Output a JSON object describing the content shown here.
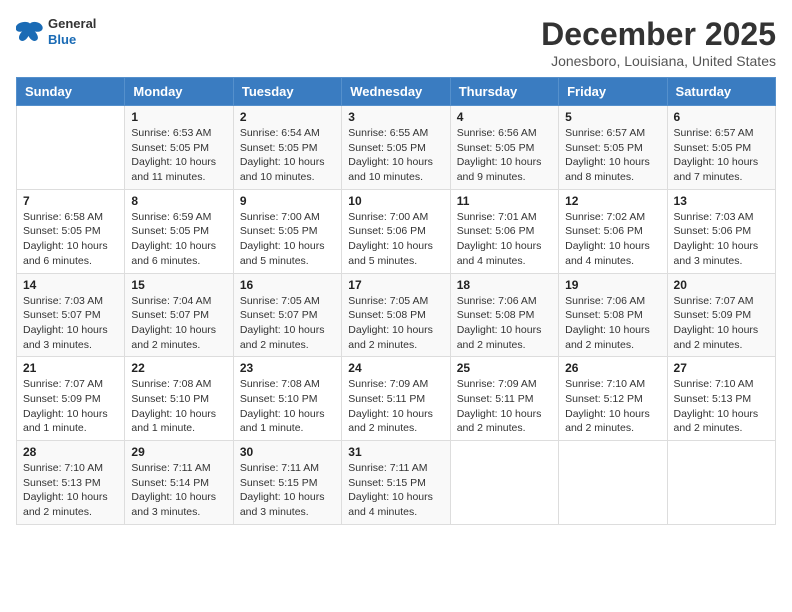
{
  "header": {
    "logo_line1": "General",
    "logo_line2": "Blue",
    "month": "December 2025",
    "location": "Jonesboro, Louisiana, United States"
  },
  "days_of_week": [
    "Sunday",
    "Monday",
    "Tuesday",
    "Wednesday",
    "Thursday",
    "Friday",
    "Saturday"
  ],
  "weeks": [
    [
      {
        "num": "",
        "info": ""
      },
      {
        "num": "1",
        "info": "Sunrise: 6:53 AM\nSunset: 5:05 PM\nDaylight: 10 hours and 11 minutes."
      },
      {
        "num": "2",
        "info": "Sunrise: 6:54 AM\nSunset: 5:05 PM\nDaylight: 10 hours and 10 minutes."
      },
      {
        "num": "3",
        "info": "Sunrise: 6:55 AM\nSunset: 5:05 PM\nDaylight: 10 hours and 10 minutes."
      },
      {
        "num": "4",
        "info": "Sunrise: 6:56 AM\nSunset: 5:05 PM\nDaylight: 10 hours and 9 minutes."
      },
      {
        "num": "5",
        "info": "Sunrise: 6:57 AM\nSunset: 5:05 PM\nDaylight: 10 hours and 8 minutes."
      },
      {
        "num": "6",
        "info": "Sunrise: 6:57 AM\nSunset: 5:05 PM\nDaylight: 10 hours and 7 minutes."
      }
    ],
    [
      {
        "num": "7",
        "info": "Sunrise: 6:58 AM\nSunset: 5:05 PM\nDaylight: 10 hours and 6 minutes."
      },
      {
        "num": "8",
        "info": "Sunrise: 6:59 AM\nSunset: 5:05 PM\nDaylight: 10 hours and 6 minutes."
      },
      {
        "num": "9",
        "info": "Sunrise: 7:00 AM\nSunset: 5:05 PM\nDaylight: 10 hours and 5 minutes."
      },
      {
        "num": "10",
        "info": "Sunrise: 7:00 AM\nSunset: 5:06 PM\nDaylight: 10 hours and 5 minutes."
      },
      {
        "num": "11",
        "info": "Sunrise: 7:01 AM\nSunset: 5:06 PM\nDaylight: 10 hours and 4 minutes."
      },
      {
        "num": "12",
        "info": "Sunrise: 7:02 AM\nSunset: 5:06 PM\nDaylight: 10 hours and 4 minutes."
      },
      {
        "num": "13",
        "info": "Sunrise: 7:03 AM\nSunset: 5:06 PM\nDaylight: 10 hours and 3 minutes."
      }
    ],
    [
      {
        "num": "14",
        "info": "Sunrise: 7:03 AM\nSunset: 5:07 PM\nDaylight: 10 hours and 3 minutes."
      },
      {
        "num": "15",
        "info": "Sunrise: 7:04 AM\nSunset: 5:07 PM\nDaylight: 10 hours and 2 minutes."
      },
      {
        "num": "16",
        "info": "Sunrise: 7:05 AM\nSunset: 5:07 PM\nDaylight: 10 hours and 2 minutes."
      },
      {
        "num": "17",
        "info": "Sunrise: 7:05 AM\nSunset: 5:08 PM\nDaylight: 10 hours and 2 minutes."
      },
      {
        "num": "18",
        "info": "Sunrise: 7:06 AM\nSunset: 5:08 PM\nDaylight: 10 hours and 2 minutes."
      },
      {
        "num": "19",
        "info": "Sunrise: 7:06 AM\nSunset: 5:08 PM\nDaylight: 10 hours and 2 minutes."
      },
      {
        "num": "20",
        "info": "Sunrise: 7:07 AM\nSunset: 5:09 PM\nDaylight: 10 hours and 2 minutes."
      }
    ],
    [
      {
        "num": "21",
        "info": "Sunrise: 7:07 AM\nSunset: 5:09 PM\nDaylight: 10 hours and 1 minute."
      },
      {
        "num": "22",
        "info": "Sunrise: 7:08 AM\nSunset: 5:10 PM\nDaylight: 10 hours and 1 minute."
      },
      {
        "num": "23",
        "info": "Sunrise: 7:08 AM\nSunset: 5:10 PM\nDaylight: 10 hours and 1 minute."
      },
      {
        "num": "24",
        "info": "Sunrise: 7:09 AM\nSunset: 5:11 PM\nDaylight: 10 hours and 2 minutes."
      },
      {
        "num": "25",
        "info": "Sunrise: 7:09 AM\nSunset: 5:11 PM\nDaylight: 10 hours and 2 minutes."
      },
      {
        "num": "26",
        "info": "Sunrise: 7:10 AM\nSunset: 5:12 PM\nDaylight: 10 hours and 2 minutes."
      },
      {
        "num": "27",
        "info": "Sunrise: 7:10 AM\nSunset: 5:13 PM\nDaylight: 10 hours and 2 minutes."
      }
    ],
    [
      {
        "num": "28",
        "info": "Sunrise: 7:10 AM\nSunset: 5:13 PM\nDaylight: 10 hours and 2 minutes."
      },
      {
        "num": "29",
        "info": "Sunrise: 7:11 AM\nSunset: 5:14 PM\nDaylight: 10 hours and 3 minutes."
      },
      {
        "num": "30",
        "info": "Sunrise: 7:11 AM\nSunset: 5:15 PM\nDaylight: 10 hours and 3 minutes."
      },
      {
        "num": "31",
        "info": "Sunrise: 7:11 AM\nSunset: 5:15 PM\nDaylight: 10 hours and 4 minutes."
      },
      {
        "num": "",
        "info": ""
      },
      {
        "num": "",
        "info": ""
      },
      {
        "num": "",
        "info": ""
      }
    ]
  ]
}
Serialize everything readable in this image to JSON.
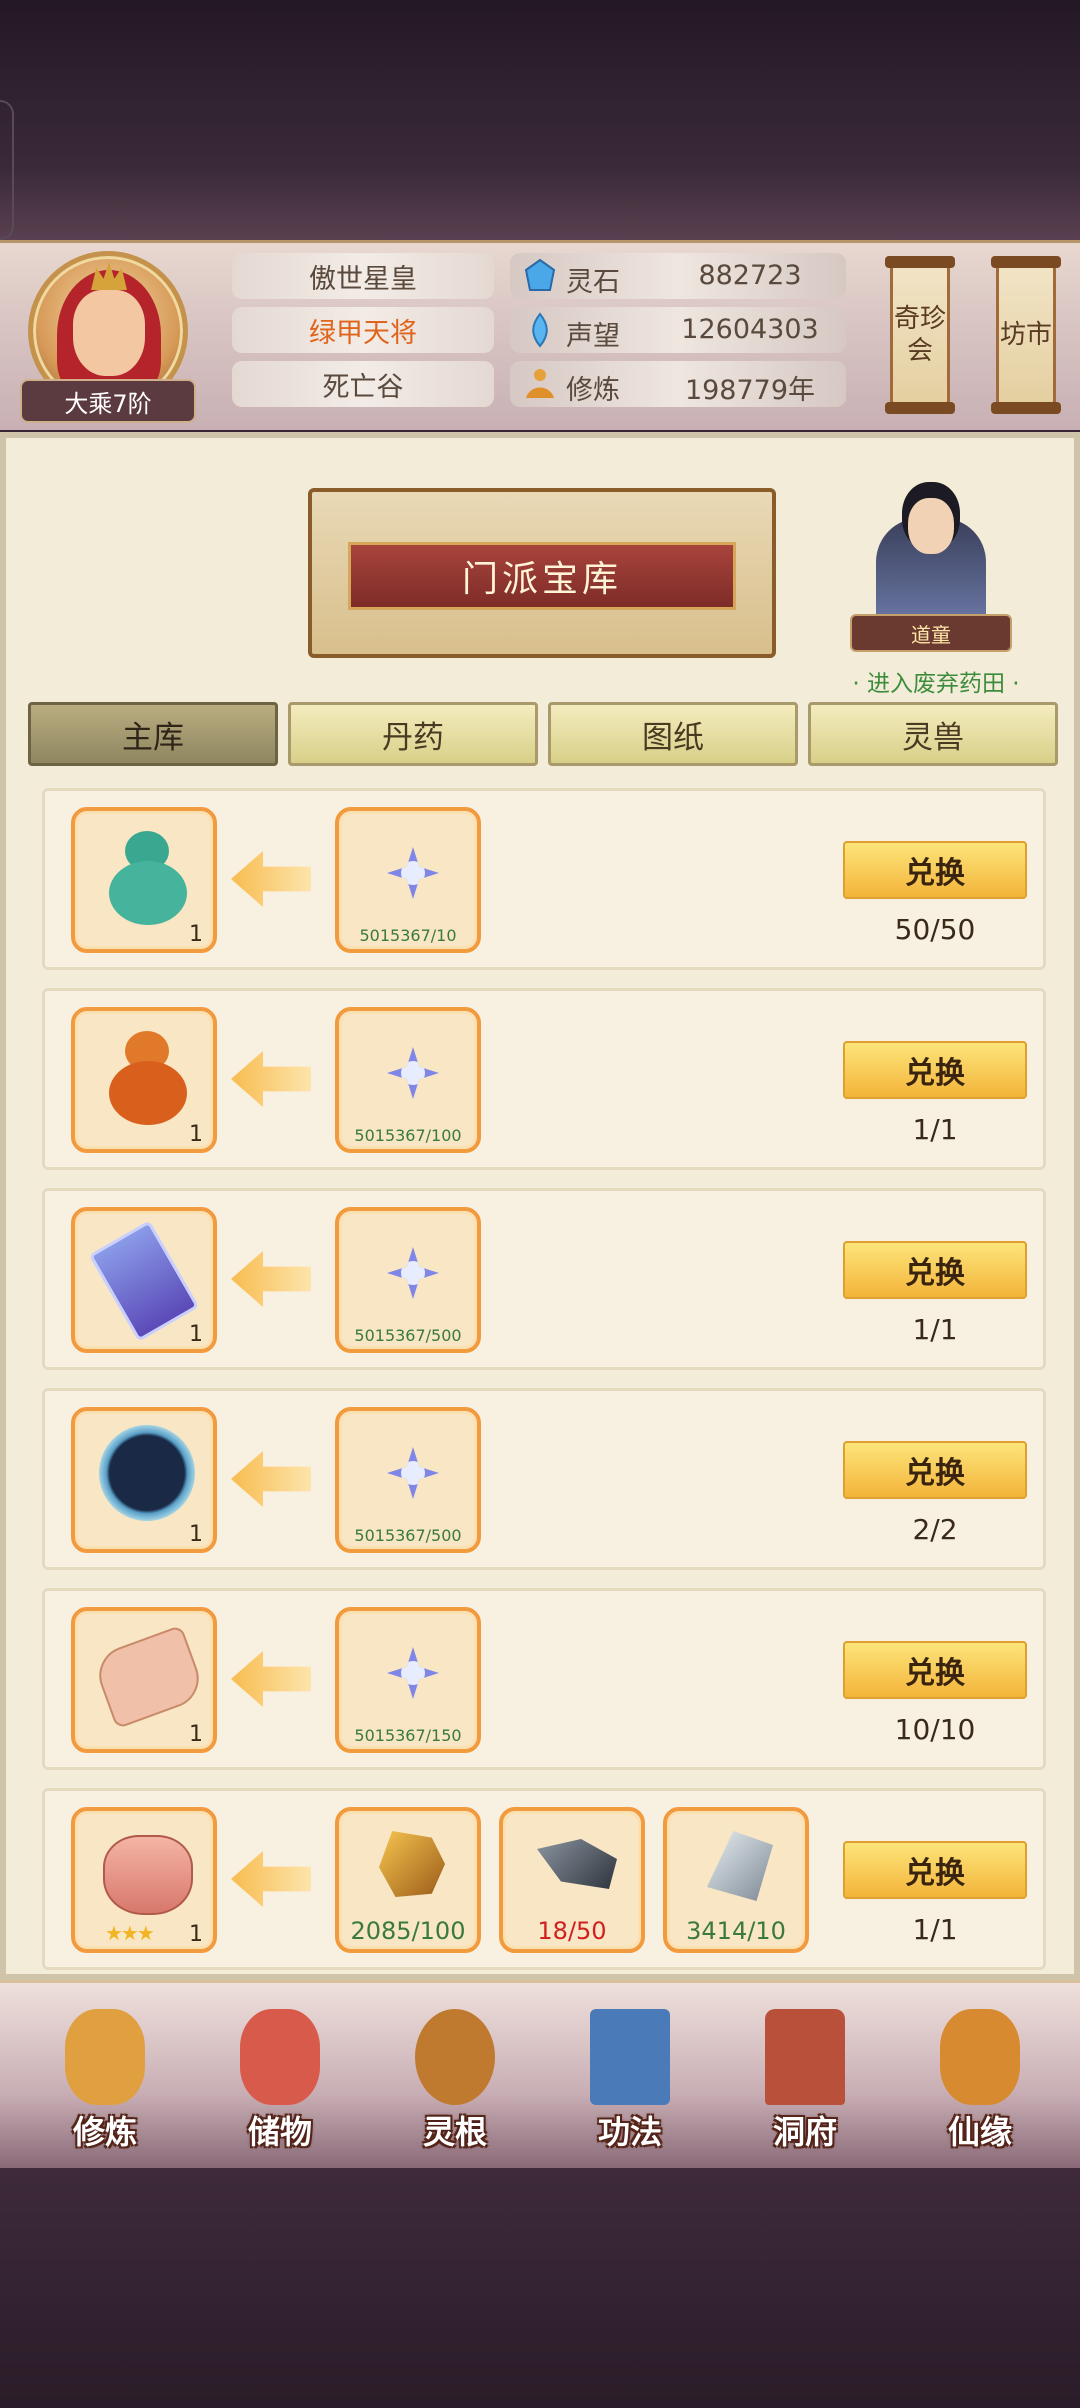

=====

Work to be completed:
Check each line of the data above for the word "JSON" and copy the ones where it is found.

Task result:
Output a JSON object describing the content shown here.
Serialize everything readable in this image to JSON.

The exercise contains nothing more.